Task prompt — In the entries below, find the lines with the word "papier" and copy them.

Records shown —
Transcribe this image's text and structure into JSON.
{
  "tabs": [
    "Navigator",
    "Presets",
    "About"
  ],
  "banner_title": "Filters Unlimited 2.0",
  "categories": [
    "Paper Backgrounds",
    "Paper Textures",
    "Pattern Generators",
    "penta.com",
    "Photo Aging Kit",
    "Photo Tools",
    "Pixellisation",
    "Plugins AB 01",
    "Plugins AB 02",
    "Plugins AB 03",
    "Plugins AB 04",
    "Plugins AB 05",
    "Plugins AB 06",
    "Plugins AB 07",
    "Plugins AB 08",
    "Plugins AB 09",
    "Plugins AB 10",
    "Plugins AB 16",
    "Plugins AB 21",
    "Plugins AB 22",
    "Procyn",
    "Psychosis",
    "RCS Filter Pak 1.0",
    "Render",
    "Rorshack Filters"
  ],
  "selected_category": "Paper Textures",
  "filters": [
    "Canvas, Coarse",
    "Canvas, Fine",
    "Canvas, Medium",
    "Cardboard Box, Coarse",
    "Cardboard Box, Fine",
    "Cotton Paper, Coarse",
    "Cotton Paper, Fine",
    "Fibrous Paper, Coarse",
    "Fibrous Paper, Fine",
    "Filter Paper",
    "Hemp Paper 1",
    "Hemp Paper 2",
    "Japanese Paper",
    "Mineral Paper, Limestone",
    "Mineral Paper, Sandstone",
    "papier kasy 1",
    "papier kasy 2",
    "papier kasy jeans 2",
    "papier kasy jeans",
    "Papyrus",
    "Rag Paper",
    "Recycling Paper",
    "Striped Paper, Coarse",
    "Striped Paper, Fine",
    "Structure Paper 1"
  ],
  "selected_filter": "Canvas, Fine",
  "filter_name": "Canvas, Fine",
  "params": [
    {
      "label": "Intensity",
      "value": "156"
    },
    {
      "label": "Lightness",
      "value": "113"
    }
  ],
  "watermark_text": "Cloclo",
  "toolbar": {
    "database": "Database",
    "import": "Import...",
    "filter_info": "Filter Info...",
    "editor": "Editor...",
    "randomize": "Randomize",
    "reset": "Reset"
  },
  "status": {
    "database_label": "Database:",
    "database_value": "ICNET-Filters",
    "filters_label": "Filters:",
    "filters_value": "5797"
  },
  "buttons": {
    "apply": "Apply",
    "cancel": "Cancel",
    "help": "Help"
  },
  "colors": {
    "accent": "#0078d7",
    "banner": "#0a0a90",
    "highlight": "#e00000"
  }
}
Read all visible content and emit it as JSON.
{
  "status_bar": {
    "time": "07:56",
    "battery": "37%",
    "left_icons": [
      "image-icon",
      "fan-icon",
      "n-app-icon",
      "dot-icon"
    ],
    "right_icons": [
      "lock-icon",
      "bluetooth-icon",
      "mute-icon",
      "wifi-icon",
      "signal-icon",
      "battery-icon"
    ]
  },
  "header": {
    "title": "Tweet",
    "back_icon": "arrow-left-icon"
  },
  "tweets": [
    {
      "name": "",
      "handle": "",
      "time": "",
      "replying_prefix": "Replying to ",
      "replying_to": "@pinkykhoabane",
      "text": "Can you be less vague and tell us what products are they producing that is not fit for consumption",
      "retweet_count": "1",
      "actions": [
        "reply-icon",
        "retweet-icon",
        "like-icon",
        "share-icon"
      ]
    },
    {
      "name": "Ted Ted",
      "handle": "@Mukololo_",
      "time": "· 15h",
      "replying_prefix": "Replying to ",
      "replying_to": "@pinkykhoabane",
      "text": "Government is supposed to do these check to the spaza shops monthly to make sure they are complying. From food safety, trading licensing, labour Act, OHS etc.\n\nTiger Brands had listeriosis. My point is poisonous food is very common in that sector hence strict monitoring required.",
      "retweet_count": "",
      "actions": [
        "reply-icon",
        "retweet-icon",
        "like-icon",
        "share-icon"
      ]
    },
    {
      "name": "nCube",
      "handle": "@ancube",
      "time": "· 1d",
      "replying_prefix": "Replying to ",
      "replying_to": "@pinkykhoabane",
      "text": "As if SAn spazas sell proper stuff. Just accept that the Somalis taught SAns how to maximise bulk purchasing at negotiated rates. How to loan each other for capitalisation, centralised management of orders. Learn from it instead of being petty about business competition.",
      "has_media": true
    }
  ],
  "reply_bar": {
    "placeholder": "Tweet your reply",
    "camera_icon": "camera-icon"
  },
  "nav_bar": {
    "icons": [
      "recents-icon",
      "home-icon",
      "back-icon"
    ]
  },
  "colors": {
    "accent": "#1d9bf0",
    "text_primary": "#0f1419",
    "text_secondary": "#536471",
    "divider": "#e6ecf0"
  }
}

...

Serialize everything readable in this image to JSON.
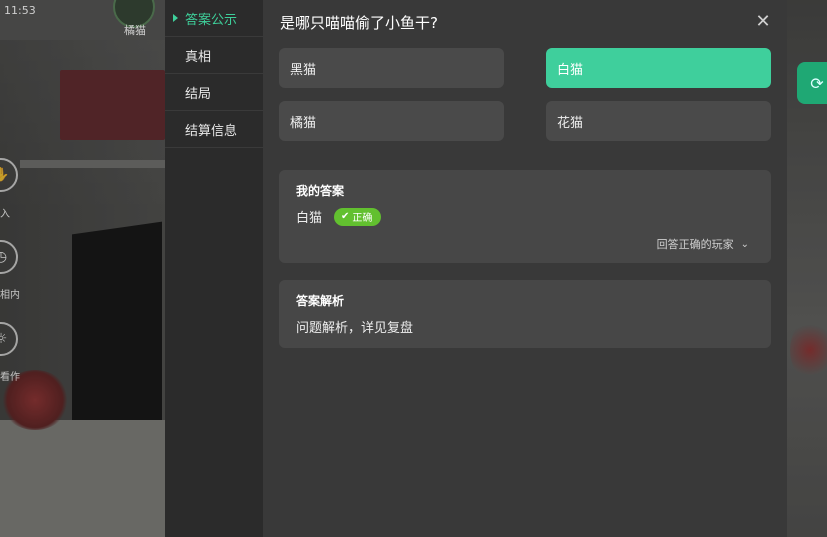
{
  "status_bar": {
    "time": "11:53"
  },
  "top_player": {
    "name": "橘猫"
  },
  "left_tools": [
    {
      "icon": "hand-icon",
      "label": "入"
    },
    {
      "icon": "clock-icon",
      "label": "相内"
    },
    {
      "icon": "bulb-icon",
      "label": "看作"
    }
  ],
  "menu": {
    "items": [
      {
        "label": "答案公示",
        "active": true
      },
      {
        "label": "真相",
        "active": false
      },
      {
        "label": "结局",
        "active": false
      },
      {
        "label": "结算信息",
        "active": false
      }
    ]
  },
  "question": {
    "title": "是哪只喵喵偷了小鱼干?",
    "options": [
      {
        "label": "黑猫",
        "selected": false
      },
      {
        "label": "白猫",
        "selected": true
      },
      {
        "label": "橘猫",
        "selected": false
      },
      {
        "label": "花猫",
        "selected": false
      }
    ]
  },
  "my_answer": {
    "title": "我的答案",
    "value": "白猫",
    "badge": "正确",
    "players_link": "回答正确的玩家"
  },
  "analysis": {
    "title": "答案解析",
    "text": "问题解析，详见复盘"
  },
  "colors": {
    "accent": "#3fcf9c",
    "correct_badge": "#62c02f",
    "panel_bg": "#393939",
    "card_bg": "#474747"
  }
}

Exercise response —
    "papier kasy 1",
    "papier kasy 2",
    "papier kasy jeans 2",
    "papier kasy jeans",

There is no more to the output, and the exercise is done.